== Segment start ==

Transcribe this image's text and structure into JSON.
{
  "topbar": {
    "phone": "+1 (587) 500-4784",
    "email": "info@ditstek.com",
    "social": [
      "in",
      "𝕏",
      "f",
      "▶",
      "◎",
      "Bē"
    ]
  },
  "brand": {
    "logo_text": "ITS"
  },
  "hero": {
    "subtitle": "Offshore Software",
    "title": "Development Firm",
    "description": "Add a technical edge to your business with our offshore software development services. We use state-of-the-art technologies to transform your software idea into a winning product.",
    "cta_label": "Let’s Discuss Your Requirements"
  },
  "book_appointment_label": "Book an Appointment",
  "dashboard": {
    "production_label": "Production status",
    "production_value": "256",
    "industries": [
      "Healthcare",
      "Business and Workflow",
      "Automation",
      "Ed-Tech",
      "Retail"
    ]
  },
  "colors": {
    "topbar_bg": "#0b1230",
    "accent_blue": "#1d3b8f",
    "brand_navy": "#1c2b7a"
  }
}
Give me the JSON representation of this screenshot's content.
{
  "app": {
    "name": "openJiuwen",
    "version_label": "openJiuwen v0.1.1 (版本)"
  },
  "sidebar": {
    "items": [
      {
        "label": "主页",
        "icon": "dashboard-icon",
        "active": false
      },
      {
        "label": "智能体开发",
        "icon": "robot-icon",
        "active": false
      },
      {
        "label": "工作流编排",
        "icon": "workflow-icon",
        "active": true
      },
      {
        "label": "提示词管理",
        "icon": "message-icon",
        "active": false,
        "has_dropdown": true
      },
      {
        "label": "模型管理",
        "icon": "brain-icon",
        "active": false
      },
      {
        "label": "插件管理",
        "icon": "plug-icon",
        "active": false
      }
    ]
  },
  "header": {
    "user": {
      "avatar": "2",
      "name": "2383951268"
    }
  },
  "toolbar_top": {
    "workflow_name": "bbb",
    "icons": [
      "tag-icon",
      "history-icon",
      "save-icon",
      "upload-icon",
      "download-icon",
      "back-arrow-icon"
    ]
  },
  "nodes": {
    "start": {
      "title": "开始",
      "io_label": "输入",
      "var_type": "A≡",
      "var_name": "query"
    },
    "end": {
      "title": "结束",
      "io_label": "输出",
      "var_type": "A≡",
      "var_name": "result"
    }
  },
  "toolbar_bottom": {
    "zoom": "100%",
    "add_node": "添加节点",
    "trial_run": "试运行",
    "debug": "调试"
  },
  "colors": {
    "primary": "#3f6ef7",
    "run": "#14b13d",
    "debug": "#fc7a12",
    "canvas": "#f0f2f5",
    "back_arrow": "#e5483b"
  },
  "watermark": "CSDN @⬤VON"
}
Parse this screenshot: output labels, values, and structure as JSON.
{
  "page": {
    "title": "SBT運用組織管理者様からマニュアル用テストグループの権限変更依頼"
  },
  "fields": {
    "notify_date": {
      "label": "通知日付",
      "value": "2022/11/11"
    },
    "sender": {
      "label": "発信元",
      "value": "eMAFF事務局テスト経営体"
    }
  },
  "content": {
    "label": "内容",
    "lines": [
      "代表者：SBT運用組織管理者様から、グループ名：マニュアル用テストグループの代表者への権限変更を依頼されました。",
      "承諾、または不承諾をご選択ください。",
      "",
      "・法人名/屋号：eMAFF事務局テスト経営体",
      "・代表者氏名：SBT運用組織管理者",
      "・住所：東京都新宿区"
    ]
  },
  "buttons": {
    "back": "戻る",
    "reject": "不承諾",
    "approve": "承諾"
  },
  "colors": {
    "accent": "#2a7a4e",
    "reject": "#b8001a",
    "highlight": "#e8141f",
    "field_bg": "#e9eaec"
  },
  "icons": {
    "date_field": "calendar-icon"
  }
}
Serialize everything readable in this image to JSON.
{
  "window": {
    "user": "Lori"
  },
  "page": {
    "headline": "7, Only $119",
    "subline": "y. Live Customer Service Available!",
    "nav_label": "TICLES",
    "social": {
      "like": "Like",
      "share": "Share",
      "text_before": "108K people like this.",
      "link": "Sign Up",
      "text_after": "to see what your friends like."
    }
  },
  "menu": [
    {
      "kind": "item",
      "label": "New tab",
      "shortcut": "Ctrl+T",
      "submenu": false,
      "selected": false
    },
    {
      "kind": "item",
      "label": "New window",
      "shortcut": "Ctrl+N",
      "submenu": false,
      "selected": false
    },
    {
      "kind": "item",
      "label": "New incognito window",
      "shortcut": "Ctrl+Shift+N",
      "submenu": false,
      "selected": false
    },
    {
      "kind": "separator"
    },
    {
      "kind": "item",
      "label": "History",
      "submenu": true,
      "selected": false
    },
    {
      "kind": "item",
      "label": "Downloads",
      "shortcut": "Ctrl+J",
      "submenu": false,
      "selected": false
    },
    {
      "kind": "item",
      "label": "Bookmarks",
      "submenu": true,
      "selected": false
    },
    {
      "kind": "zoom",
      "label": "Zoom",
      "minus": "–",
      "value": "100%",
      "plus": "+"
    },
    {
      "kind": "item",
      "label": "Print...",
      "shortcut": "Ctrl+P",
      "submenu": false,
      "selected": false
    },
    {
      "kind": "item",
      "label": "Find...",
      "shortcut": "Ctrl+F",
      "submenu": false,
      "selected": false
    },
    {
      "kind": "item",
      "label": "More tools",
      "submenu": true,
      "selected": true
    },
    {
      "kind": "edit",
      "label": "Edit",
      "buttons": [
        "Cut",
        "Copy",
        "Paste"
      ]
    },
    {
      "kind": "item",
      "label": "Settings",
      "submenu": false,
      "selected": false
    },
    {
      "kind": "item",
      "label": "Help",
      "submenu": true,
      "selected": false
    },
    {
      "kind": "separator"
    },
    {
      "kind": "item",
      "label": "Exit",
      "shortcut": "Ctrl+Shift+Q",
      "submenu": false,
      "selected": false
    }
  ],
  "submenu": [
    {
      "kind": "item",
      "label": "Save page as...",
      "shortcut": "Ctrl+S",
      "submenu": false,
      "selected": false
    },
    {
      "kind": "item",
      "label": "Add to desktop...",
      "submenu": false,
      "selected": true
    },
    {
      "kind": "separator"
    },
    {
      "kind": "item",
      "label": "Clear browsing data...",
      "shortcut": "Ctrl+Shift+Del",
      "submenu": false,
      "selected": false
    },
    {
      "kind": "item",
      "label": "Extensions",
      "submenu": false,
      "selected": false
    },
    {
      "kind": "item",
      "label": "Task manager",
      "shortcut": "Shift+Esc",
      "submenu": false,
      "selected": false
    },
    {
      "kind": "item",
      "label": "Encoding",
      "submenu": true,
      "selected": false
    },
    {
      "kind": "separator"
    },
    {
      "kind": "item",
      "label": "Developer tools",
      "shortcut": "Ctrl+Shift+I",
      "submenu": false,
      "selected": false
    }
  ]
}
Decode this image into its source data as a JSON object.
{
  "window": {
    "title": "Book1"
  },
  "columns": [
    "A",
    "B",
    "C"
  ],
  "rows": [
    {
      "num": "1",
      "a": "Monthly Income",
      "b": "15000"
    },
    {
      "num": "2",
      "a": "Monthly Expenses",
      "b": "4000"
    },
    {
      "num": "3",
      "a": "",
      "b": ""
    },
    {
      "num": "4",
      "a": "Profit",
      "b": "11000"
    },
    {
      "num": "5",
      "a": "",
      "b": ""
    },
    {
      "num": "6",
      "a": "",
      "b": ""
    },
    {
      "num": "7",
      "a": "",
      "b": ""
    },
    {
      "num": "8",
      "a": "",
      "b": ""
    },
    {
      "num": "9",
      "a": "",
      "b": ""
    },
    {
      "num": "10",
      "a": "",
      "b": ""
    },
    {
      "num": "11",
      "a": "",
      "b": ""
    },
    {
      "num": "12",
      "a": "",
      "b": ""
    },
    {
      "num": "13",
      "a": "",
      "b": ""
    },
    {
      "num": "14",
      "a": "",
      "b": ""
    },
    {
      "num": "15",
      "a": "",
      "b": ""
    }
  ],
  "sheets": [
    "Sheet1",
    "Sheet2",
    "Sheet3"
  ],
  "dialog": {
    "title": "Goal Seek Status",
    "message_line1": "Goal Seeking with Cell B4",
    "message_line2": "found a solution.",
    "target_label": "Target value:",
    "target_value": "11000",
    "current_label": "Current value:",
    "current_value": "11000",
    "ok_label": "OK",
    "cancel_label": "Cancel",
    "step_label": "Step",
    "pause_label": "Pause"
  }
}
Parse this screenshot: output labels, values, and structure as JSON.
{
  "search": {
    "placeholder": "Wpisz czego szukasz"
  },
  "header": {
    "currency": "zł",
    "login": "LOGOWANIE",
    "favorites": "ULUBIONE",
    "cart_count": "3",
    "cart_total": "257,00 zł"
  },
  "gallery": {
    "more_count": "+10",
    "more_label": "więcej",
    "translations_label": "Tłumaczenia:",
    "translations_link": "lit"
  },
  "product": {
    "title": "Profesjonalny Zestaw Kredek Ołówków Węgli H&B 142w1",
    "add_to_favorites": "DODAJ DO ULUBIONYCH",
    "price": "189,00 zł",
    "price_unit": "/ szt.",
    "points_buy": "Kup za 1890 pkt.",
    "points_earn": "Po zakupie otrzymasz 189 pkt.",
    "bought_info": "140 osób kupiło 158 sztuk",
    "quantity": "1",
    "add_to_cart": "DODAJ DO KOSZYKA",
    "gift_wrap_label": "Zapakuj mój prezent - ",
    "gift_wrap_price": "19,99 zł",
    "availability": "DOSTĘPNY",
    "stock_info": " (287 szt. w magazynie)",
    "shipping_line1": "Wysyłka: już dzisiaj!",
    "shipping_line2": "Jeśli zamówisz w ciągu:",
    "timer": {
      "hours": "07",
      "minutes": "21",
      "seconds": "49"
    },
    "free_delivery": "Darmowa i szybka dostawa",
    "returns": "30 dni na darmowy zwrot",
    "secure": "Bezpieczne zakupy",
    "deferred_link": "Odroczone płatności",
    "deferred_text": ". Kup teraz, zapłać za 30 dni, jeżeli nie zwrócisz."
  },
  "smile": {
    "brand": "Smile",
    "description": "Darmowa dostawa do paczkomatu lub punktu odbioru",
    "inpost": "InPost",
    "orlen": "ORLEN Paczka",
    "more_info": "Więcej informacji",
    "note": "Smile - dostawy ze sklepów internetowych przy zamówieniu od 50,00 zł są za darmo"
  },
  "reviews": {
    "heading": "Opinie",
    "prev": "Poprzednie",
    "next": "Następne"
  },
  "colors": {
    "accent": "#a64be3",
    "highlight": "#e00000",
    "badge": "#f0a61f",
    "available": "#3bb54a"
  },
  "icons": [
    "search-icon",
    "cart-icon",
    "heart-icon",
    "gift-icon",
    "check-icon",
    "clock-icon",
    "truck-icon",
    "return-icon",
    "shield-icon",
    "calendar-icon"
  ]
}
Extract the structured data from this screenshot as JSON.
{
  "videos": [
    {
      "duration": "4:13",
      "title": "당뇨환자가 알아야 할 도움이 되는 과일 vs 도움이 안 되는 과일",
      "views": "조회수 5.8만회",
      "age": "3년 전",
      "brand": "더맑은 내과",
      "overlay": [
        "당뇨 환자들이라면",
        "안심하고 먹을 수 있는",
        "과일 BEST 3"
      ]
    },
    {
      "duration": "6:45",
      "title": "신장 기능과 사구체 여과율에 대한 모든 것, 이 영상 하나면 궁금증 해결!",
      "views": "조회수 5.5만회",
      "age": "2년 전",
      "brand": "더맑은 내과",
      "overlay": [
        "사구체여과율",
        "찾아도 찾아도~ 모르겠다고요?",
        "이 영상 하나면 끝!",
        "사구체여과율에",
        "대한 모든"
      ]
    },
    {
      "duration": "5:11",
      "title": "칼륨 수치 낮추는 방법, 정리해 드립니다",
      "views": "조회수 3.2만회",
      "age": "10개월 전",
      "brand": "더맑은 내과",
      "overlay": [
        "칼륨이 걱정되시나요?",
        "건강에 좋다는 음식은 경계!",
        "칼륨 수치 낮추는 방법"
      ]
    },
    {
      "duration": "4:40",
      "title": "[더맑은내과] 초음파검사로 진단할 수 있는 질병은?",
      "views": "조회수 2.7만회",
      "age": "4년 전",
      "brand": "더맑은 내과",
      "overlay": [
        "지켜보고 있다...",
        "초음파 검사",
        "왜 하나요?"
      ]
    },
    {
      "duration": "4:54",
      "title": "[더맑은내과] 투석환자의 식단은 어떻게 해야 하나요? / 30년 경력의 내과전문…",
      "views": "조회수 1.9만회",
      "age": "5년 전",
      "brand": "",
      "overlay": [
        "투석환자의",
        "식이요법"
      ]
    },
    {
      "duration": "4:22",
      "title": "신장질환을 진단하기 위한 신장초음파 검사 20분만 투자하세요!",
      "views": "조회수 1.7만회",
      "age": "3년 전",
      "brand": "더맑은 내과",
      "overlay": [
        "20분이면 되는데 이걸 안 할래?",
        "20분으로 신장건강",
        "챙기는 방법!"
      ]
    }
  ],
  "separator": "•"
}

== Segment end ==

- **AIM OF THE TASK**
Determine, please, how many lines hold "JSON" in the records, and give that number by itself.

- **EXERCISE OUTPUT**
7